### Task directions
The records are to be copied exactly and in full.

##########

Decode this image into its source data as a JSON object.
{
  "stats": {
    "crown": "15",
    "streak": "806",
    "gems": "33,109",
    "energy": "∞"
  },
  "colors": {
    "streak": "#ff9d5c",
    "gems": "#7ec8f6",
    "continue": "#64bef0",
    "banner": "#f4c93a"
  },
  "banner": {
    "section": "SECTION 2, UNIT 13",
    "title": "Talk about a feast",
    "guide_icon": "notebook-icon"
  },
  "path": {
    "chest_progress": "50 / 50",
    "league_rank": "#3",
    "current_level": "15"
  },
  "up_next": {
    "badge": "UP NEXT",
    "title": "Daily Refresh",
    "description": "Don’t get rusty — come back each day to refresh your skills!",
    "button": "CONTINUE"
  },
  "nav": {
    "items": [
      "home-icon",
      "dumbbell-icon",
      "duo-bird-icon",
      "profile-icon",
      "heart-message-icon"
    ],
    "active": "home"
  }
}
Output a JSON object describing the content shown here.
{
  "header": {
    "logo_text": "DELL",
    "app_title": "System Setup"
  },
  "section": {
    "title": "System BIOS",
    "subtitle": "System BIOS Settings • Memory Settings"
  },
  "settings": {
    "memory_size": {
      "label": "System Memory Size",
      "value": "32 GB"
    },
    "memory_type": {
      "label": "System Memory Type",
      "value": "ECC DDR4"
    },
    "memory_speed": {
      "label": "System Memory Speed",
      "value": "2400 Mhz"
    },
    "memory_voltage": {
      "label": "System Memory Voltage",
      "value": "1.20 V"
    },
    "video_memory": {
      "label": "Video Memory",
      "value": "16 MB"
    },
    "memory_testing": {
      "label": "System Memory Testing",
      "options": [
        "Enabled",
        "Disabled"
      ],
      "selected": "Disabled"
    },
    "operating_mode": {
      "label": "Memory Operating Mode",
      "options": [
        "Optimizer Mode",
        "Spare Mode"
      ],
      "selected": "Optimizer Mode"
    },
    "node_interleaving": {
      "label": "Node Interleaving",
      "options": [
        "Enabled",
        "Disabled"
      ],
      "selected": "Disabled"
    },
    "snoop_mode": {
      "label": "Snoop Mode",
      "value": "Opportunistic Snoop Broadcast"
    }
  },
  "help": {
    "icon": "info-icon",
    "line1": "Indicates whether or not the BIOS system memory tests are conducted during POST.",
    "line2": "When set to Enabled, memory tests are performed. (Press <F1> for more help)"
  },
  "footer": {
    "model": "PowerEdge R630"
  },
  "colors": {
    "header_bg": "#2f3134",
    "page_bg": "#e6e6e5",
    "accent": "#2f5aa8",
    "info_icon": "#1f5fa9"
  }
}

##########

### Output for this task
Decode this image into its source data as a JSON object.
{
  "stats": {
    "crown": "15",
    "streak": "806",
    "gems": "33,109",
    "energy": "∞"
  },
  "colors": {
    "streak": "#ff9d5c",
    "gems": "#7ec8f6",
    "continue": "#64bef0",
    "banner": "#f4c93a"
  },
  "banner": {
    "section": "SECTION 2, UNIT 13",
    "title": "Talk about a feast",
    "guide_icon": "notebook-icon"
  },
  "path": {
    "chest_progress": "50 / 50",
    "league_rank": "#3",
    "current_level": "15"
  },
  "up_next": {
    "badge": "UP NEXT",
    "title": "Daily Refresh",
    "description": "Don’t get rusty — come back each day to refresh your skills!",
    "button": "CONTINUE"
  },
  "nav": {
    "items": [
      "home-icon",
      "dumbbell-icon",
      "duo-bird-icon",
      "profile-icon",
      "heart-message-icon"
    ],
    "active": "home"
  }
}
Output a JSON object describing the content shown here.
{
  "header": {
    "logo_text": "DELL",
    "app_title": "System Setup"
  },
  "section": {
    "title": "System BIOS",
    "subtitle": "System BIOS Settings • Memory Settings"
  },
  "settings": {
    "memory_size": {
      "label": "System Memory Size",
      "value": "32 GB"
    },
    "memory_type": {
      "label": "System Memory Type",
      "value": "ECC DDR4"
    },
    "memory_speed": {
      "label": "System Memory Speed",
      "value": "2400 Mhz"
    },
    "memory_voltage": {
      "label": "System Memory Voltage",
      "value": "1.20 V"
    },
    "video_memory": {
      "label": "Video Memory",
      "value": "16 MB"
    },
    "memory_testing": {
      "label": "System Memory Testing",
      "options": [
        "Enabled",
        "Disabled"
      ],
      "selected": "Disabled"
    },
    "operating_mode": {
      "label": "Memory Operating Mode",
      "options": [
        "Optimizer Mode",
        "Spare Mode"
      ],
      "selected": "Optimizer Mode"
    },
    "node_interleaving": {
      "label": "Node Interleaving",
      "options": [
        "Enabled",
        "Disabled"
      ],
      "selected": "Disabled"
    },
    "snoop_mode": {
      "label": "Snoop Mode",
      "value": "Opportunistic Snoop Broadcast"
    }
  },
  "help": {
    "icon": "info-icon",
    "line1": "Indicates whether or not the BIOS system memory tests are conducted during POST.",
    "line2": "When set to Enabled, memory tests are performed. (Press <F1> for more help)"
  },
  "footer": {
    "model": "PowerEdge R630"
  },
  "colors": {
    "header_bg": "#2f3134",
    "page_bg": "#e6e6e5",
    "accent": "#2f5aa8",
    "info_icon": "#1f5fa9"
  }
}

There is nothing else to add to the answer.